If this was a big, heavy, gas-powered trimmer and edger, it would be impossible to maneuver if the motor was close to the ground like that. But since this model weighs less than nine pounds, it’s not much of an issue.
Also, that extensive, 13-inch safety guard enhances the reach of the WG184, allowing it to cut in a 13-inch circle without tossing debris into the air.
But this can also make it hard to see what you’re trying to cut, since it covers so much area.
Again, I’m willing to live with the obscured view for safety’s sake, but it can be a drawback if you can’t remember to first carefully determine where you’re cutting and how much power you’ll need from that fabulous throttle ahead of activating the tool.
Need a recap before you reach any conclusions about the WG184? Here’s a summary of the specs for this product:
- Dimensions: 65.77 inches (L) by 13.75 inches (W) by 9 inches (H) assembled, plus 13-inch diameter safety guard
- Accessories included: Spool of 20ft weed eater line, edger wheels, 2 20V MaxLithium PowerShare batteries (optional), charger (optional)
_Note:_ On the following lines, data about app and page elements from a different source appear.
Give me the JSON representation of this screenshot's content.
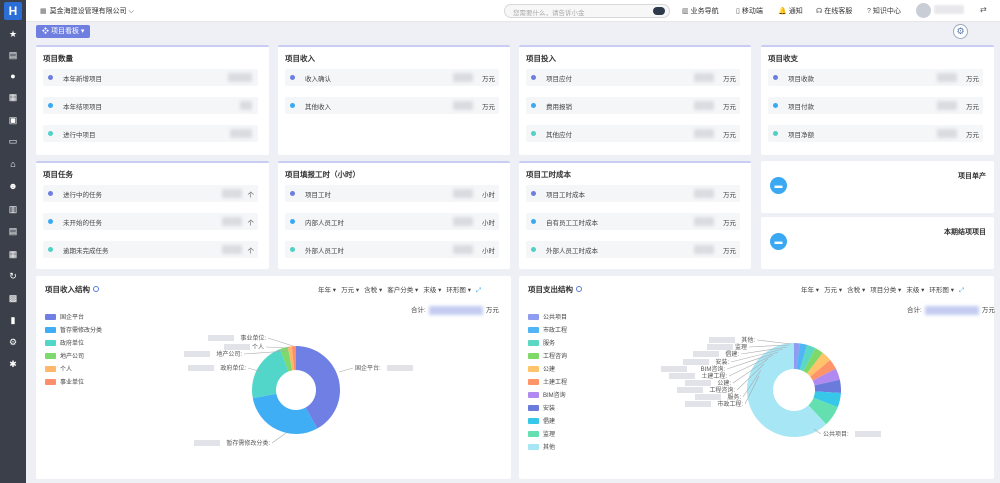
{
  "topbar": {
    "company": "莫金海建设管理有限公司",
    "search_placeholder": "您需要什么，请告诉小金",
    "links": [
      "业务导航",
      "移动端",
      "通知",
      "在线客服",
      "知识中心"
    ]
  },
  "tab_label": "项目看板",
  "cards": [
    {
      "title": "项目数量",
      "rows": [
        {
          "label": "本年新增项目",
          "unit": "",
          "color": "#6c7ee0"
        },
        {
          "label": "本年结项项目",
          "unit": "",
          "color": "#3aa8f2"
        },
        {
          "label": "进行中项目",
          "unit": "",
          "color": "#4fd1c5"
        }
      ]
    },
    {
      "title": "项目收入",
      "rows": [
        {
          "label": "收入确认",
          "unit": "万元",
          "color": "#6c7ee0"
        },
        {
          "label": "其他收入",
          "unit": "万元",
          "color": "#3aa8f2"
        }
      ]
    },
    {
      "title": "项目投入",
      "rows": [
        {
          "label": "项目应付",
          "unit": "万元",
          "color": "#6c7ee0"
        },
        {
          "label": "费用报销",
          "unit": "万元",
          "color": "#3aa8f2"
        },
        {
          "label": "其他应付",
          "unit": "万元",
          "color": "#4fd1c5"
        }
      ]
    },
    {
      "title": "项目收支",
      "rows": [
        {
          "label": "项目收款",
          "unit": "万元",
          "color": "#6c7ee0"
        },
        {
          "label": "项目付款",
          "unit": "万元",
          "color": "#3aa8f2"
        },
        {
          "label": "项目净额",
          "unit": "万元",
          "color": "#4fd1c5"
        }
      ]
    },
    {
      "title": "项目任务",
      "rows": [
        {
          "label": "进行中的任务",
          "unit": "个",
          "color": "#6c7ee0"
        },
        {
          "label": "未开始的任务",
          "unit": "个",
          "color": "#3aa8f2"
        },
        {
          "label": "逾期未完成任务",
          "unit": "个",
          "color": "#4fd1c5"
        }
      ]
    },
    {
      "title": "项目填报工时（小时）",
      "rows": [
        {
          "label": "项目工时",
          "unit": "小时",
          "color": "#6c7ee0"
        },
        {
          "label": "内部人员工时",
          "unit": "小时",
          "color": "#3aa8f2"
        },
        {
          "label": "外部人员工时",
          "unit": "小时",
          "color": "#4fd1c5"
        }
      ]
    },
    {
      "title": "项目工时成本",
      "rows": [
        {
          "label": "项目工时成本",
          "unit": "万元",
          "color": "#6c7ee0"
        },
        {
          "label": "自有员工工时成本",
          "unit": "万元",
          "color": "#3aa8f2"
        },
        {
          "label": "外部人员工时成本",
          "unit": "万元",
          "color": "#4fd1c5"
        }
      ]
    }
  ],
  "minis": [
    {
      "title": "项目单产"
    },
    {
      "title": "本期结项项目"
    }
  ],
  "income_panel": {
    "title": "项目收入结构",
    "filters": [
      "年年 ▾",
      "万元 ▾",
      "含税 ▾",
      "客户分类 ▾",
      "末级 ▾",
      "环形图 ▾"
    ],
    "total_label": "合计:",
    "total_unit": "万元",
    "legend": [
      {
        "name": "国企平台",
        "color": "#6f7fe3"
      },
      {
        "name": "暂存需修改分类",
        "color": "#40aef5"
      },
      {
        "name": "政府单位",
        "color": "#52d6c9"
      },
      {
        "name": "地产公司",
        "color": "#7dd86d"
      },
      {
        "name": "个人",
        "color": "#ffb86b"
      },
      {
        "name": "事业单位",
        "color": "#ff8f6b"
      }
    ],
    "slice_labels": [
      "事业单位:",
      "个人",
      "地产公司:",
      "政府单位:",
      "国企平台:",
      "暂存需修改分类:"
    ]
  },
  "expense_panel": {
    "title": "项目支出结构",
    "filters": [
      "年年 ▾",
      "万元 ▾",
      "含税 ▾",
      "项目分类 ▾",
      "末级 ▾",
      "环形图 ▾"
    ],
    "total_label": "合计:",
    "total_unit": "万元",
    "legend": [
      {
        "name": "公共项目",
        "color": "#8e9df0"
      },
      {
        "name": "市政工程",
        "color": "#50b5f5"
      },
      {
        "name": "服务",
        "color": "#5bd8c4"
      },
      {
        "name": "工程咨询",
        "color": "#7ed968"
      },
      {
        "name": "公建",
        "color": "#ffc36b"
      },
      {
        "name": "土建工程",
        "color": "#ff9468"
      },
      {
        "name": "BIM咨询",
        "color": "#b08af0"
      },
      {
        "name": "安装",
        "color": "#6a7bdc"
      },
      {
        "name": "倡建",
        "color": "#37c7e8"
      },
      {
        "name": "监理",
        "color": "#64e0b0"
      },
      {
        "name": "其他",
        "color": "#a6e6f5"
      }
    ],
    "slice_labels": [
      "其他:",
      "监理",
      "倡建:",
      "安装:",
      "BIM咨询:",
      "土建工程:",
      "公建:",
      "工程咨询:",
      "服务:",
      "市政工程:",
      "公共项目:"
    ]
  }
}
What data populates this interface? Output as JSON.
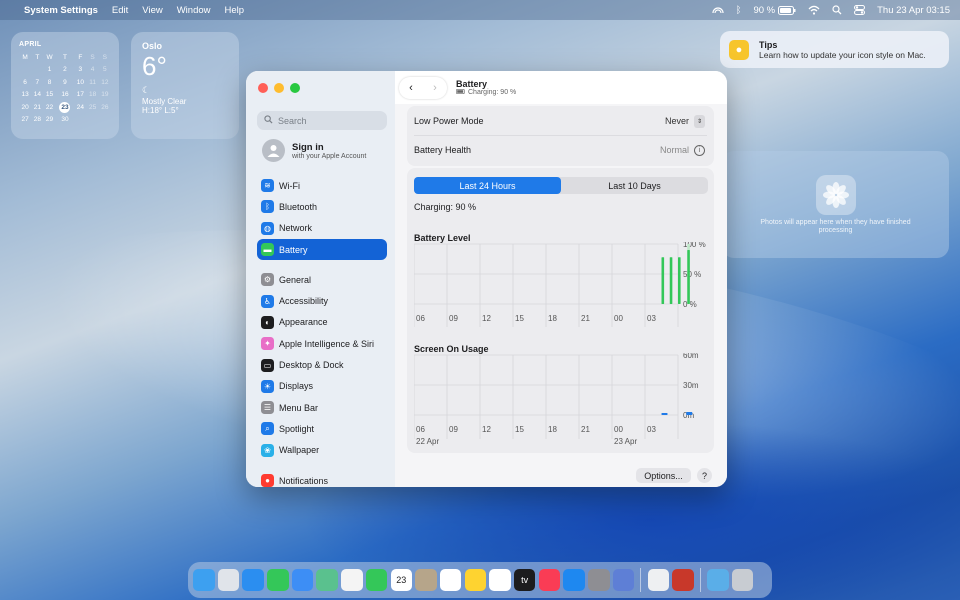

- Safety features: 13-inch safety guard, 2-stage start
- Trimmer/edger weight with batteries installed: 8.6 pounds
- Total product weight with battery charger: 10.7 pounds
- Battery power type: Lithium ion
- Battery amp hours: 2.0 Ah
- Battery life: 20-30 minutes, depending on use
- Recharge time: Around an hour
- Engine type: Electric motor
- Power level: 40V
- Manufacturer’s warranty: 3 years with online registration within 30 days
- Cutting diameter: 13 inches
- Line diameter: 0.08 inches
- Shaft type: Fixed
- Head type for terrain: 90 degrees rotating
- Edging capability: Rotating shaft with optional wheel guide
- Power type: Cordless
- Start type: Electric
- Speed: Variable speed throttle
Extra Oomph from a Battery-Powered Trimmer/Edger
As someone who thoroughly enjoys helping with the yardwork but who can’t lift heavy equipment or contend with gas fumes, I really appreciate getting to use this WG184 to weed-eat the small jobs without a lot of hassle.
It helps me to be more independent, sure, but it’s also gratifying to watch it make a clean cut along the ragged edges near our walks and driveway, or beneath the Knock Out rose bushes where the mower can’t reach.
And I don’t have to wait for assistance with minor edging and trimming chores, which eliminates a common source of frustration.
My favorite feature is the ease with which you initially assemble the edger using just your hands and a Phillips head screwdriver. One screw? I’ve got this!
I also value the push-button ease of engaging the automatic feed on the spool system.
My husband will still be using bigger gas-powered models in his lawn care business, but he also loves having this lighter, more environmentally-friendly weed eater to use for the smaller jobs at our house.
And he surprised me by being the one to note how lovely it is to trim the edges of the lawn without the usual uproar from a gas-powered motor. “We can even have a conversation while we work,” he added.
The hum of the electric motor sounds much like one of our space heaters, and even the whinging of the string as it whirls about slicing vegetation is acceptable.
And when I mentioned this model on a Zoom call with my six adult siblings, we all agreed that the interchangeable Power Share batteries were just the kind of practical touch a frugal family like ours can really appreciate.
If you’d like to get tidy results on the edges of your lawn, walkways, or gardens, without the heavy lifting or gas fumes, I would definitely recommend the Worx WG184 for an average adult who does their own yard work.
Choose from tool-only or with two 20-volt batteries and charger included.
If you’re considering investing in other lawn and garden hand tools and equipment, or you just want to check out the possibilities, Gardener’s Path can provide expert advice to guide your decision.
We’ve got consumer info and reviews of hand tools and equipment that run the range from extra-simple to contractor-quality – and cover options that are battery- or gas-operated, or that run off of electrical cords or good old human muscle power.
To learn more about our favorites, check out these gardening gear roundups and reviews next: